Speaking of NYT obituaries, Robert Whitaker may have the misfortune to read a sentence that will one day show up in his NYT obit. Specifically, in her recent story in the New Yorker, above-the-fray/middle-grounder Rachel Aviv inserts the following parenthetic description of his book Anatomy of an Epidemic: “The book has been praised for presenting a hypothesis of potential importance, and criticized for overstating evidence and adopting a crusading tone.” In Aviv’s story on “The Challenge of Going off Psychiatric Drugs,” featuring Laura Delano, the only reason for this otherwise gratuitous crack appears to be an attempt at appeasing the psychiatry establishment—since Aviv could not ignore the positive value that this book and Whitaker had on Laura.
Many of us in the MIA world who are Laura’s friends are very happy to see her receive mainstream media recognition and are pleased to see another mention of the problem of psychiatric drug withdrawal. However, the reality is that, similar to the DSM, psychiatric drug withdrawal is no longer a taboo topic—in no small part because of the hard-fought struggles of many in the MIA orbit who pushed this story out there in spite of psychiatry’s denials.

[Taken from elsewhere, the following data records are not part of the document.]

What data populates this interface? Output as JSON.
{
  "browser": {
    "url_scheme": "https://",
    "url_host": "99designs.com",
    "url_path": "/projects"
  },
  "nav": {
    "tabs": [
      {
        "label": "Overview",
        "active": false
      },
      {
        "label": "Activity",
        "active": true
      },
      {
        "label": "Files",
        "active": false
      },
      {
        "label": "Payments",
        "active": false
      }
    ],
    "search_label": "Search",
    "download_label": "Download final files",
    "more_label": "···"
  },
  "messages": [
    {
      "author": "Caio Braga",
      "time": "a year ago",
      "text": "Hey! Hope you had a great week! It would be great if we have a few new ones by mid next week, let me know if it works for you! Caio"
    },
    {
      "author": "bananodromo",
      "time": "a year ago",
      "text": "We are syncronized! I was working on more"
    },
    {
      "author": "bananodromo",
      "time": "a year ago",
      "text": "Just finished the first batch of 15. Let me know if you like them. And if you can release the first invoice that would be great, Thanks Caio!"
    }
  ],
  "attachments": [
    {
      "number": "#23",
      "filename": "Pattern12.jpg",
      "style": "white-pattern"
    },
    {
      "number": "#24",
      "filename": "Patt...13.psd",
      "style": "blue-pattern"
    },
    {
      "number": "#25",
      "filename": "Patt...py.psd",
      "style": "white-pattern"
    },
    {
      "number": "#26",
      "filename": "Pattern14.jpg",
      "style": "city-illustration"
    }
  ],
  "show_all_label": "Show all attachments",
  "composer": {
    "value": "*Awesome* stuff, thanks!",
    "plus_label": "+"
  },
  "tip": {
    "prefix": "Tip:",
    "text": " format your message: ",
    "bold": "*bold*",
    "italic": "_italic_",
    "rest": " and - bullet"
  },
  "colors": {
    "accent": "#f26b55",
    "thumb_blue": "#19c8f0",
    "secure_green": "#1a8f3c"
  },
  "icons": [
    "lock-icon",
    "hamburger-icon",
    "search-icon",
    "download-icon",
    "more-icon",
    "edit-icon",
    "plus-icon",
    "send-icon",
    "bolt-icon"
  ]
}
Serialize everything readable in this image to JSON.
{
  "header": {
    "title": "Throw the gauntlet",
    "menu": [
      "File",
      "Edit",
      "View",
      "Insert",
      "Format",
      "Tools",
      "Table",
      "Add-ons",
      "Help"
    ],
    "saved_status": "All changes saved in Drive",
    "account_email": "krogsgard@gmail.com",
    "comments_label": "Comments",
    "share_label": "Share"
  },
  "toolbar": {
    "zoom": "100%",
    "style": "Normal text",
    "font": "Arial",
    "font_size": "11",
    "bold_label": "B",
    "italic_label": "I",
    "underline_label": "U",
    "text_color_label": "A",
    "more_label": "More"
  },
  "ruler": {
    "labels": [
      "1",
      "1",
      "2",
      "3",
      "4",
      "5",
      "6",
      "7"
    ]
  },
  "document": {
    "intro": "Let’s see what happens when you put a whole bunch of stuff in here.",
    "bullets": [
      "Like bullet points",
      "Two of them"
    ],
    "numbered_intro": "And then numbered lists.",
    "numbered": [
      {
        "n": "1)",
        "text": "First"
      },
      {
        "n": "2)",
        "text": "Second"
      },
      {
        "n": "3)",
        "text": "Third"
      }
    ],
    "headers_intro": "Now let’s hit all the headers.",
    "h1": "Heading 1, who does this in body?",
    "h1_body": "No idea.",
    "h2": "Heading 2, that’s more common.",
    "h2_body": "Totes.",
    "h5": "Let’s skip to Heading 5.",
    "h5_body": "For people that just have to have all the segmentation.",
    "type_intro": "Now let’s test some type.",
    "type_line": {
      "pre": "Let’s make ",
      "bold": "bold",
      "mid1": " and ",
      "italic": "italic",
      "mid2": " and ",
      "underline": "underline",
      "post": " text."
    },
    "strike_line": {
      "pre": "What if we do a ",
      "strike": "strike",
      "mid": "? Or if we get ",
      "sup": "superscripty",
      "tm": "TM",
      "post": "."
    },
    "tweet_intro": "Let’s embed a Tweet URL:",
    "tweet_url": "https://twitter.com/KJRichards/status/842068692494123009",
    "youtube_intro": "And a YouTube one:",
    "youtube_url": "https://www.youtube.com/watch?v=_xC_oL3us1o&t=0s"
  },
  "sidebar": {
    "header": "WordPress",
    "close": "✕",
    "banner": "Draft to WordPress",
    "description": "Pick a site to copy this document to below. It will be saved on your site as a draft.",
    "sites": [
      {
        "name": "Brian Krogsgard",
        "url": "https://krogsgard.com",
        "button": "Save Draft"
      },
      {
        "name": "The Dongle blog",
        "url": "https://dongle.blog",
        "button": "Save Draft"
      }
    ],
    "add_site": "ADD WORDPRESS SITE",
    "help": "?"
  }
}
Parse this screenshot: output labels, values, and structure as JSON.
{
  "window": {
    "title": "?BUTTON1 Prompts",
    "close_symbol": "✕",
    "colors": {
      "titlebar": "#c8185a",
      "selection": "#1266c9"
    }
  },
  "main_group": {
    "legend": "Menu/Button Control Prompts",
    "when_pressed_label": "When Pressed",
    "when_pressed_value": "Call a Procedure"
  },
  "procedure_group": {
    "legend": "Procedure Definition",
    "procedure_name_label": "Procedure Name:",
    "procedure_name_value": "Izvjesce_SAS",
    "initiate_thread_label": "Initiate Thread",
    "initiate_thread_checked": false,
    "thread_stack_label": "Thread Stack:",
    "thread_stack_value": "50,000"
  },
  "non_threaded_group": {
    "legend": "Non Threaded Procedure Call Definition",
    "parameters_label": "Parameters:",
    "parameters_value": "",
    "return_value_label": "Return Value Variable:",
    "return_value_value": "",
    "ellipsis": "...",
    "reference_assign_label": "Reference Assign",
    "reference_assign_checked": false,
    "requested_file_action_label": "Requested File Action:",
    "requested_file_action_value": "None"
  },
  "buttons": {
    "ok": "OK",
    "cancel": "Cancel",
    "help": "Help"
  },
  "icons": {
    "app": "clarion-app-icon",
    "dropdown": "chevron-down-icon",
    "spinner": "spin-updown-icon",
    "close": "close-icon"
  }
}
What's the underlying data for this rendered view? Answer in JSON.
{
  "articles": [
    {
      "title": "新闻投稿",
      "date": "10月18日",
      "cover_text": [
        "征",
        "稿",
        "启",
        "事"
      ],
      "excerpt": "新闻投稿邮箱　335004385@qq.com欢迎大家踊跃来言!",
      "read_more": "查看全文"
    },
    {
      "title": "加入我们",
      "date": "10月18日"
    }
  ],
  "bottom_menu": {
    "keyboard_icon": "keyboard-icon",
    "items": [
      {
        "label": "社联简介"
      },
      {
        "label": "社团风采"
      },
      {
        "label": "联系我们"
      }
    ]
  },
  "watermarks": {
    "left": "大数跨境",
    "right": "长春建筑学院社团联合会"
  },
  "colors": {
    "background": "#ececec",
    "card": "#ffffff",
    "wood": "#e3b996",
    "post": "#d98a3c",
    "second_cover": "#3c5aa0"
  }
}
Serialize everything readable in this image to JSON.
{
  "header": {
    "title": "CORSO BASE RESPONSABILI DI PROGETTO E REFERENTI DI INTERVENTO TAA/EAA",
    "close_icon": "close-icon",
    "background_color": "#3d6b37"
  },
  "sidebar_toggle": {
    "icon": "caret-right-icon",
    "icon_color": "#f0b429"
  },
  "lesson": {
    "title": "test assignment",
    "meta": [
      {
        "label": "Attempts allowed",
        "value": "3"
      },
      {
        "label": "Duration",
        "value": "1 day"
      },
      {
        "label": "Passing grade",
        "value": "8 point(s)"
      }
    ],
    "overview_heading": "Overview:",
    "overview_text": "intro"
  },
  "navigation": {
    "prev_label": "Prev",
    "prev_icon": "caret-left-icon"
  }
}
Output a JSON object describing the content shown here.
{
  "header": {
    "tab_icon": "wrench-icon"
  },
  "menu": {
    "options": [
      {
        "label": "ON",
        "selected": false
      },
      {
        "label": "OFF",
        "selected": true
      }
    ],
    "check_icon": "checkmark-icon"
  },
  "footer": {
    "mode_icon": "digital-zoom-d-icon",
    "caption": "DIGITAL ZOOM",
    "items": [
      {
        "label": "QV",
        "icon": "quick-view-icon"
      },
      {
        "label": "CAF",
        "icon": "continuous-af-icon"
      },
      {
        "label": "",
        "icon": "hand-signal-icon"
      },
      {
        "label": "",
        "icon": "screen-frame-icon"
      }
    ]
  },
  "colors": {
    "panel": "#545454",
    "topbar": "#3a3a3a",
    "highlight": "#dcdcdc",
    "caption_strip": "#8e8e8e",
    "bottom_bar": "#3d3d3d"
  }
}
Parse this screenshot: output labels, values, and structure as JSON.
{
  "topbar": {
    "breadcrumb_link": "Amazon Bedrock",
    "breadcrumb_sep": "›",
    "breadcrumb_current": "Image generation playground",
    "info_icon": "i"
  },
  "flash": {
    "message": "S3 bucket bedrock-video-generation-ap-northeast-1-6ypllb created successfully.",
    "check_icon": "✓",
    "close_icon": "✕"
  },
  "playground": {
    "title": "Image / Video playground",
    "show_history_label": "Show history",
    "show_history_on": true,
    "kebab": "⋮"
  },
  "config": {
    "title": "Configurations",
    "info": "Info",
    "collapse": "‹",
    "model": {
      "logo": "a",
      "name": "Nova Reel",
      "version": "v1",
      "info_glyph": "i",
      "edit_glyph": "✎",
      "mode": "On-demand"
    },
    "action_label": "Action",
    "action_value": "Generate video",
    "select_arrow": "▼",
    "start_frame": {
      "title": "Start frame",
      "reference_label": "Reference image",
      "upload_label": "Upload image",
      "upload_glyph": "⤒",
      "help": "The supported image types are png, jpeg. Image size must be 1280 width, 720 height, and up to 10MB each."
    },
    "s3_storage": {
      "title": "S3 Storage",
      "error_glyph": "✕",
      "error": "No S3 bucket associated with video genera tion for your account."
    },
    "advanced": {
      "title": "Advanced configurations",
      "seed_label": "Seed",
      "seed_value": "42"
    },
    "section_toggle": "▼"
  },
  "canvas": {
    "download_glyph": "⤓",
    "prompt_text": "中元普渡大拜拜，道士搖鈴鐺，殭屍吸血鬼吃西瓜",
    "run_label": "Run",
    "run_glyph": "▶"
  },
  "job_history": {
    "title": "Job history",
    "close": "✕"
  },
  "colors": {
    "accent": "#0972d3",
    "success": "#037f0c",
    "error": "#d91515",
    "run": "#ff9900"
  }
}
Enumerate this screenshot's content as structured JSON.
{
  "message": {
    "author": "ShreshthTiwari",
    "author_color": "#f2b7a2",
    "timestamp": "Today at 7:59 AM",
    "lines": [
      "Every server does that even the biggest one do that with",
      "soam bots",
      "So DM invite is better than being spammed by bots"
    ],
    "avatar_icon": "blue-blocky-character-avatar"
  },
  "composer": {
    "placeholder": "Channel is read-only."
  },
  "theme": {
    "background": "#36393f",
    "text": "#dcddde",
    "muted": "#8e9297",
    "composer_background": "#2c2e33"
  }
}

What’s most troubling is that Aviv omitted the entirety of Laura’s story, which includes not simply Laura being harmed by psychiatric drugs and the denial of the hell of drug withdrawal. Aviv omitted the vital truth that Laura was harmed by psychiatry’s pathologizing and dehumanizing, and how this resulted in Laura becoming an activist helping others so oppressed to liberate themselves from psychiatry. This major part of Laura’s story is made clear in Laura’s talks and writings, including in her pieces published here on Mad in America (as you might expect, this “extremist” MIA website, despite its importance to Laura’s story, goes unmentioned in Aviv’s lengthy article).
When above-the-fray/middle-roaders jump on bandwagons and criticize only those aspects of psychiatry that have become fashionable to criticize but don’t challenge the legitimacy of psychiatry as an authority, they hurt more than they help. They provide the false impression that psychiatry is self-correcting and progressing.
In general, above-the-fray/middle-grounders refuse to ask this important question: How much does an institution have to get wrong for that institution to lose its authority? Because above-the-fray/middle-grounders avoid that question, because they never challenge the very legitimacy of an institution to exist as an authority, these above-the-fray/middle-grounders are never a threat to institutions, even those that have long proven to be far more harmful than helpful. For their generosity to mainstream institutions, above-the-fray/middle-grounders are provided with mainstream rewards, while the rest of us are stuck with the fallout.
Mad in America hosts blogs by a diverse group of writers. These posts are designed to serve as a public forum for a discussion—broadly speaking—of psychiatry and its treatments. The opinions expressed are the writers’ own.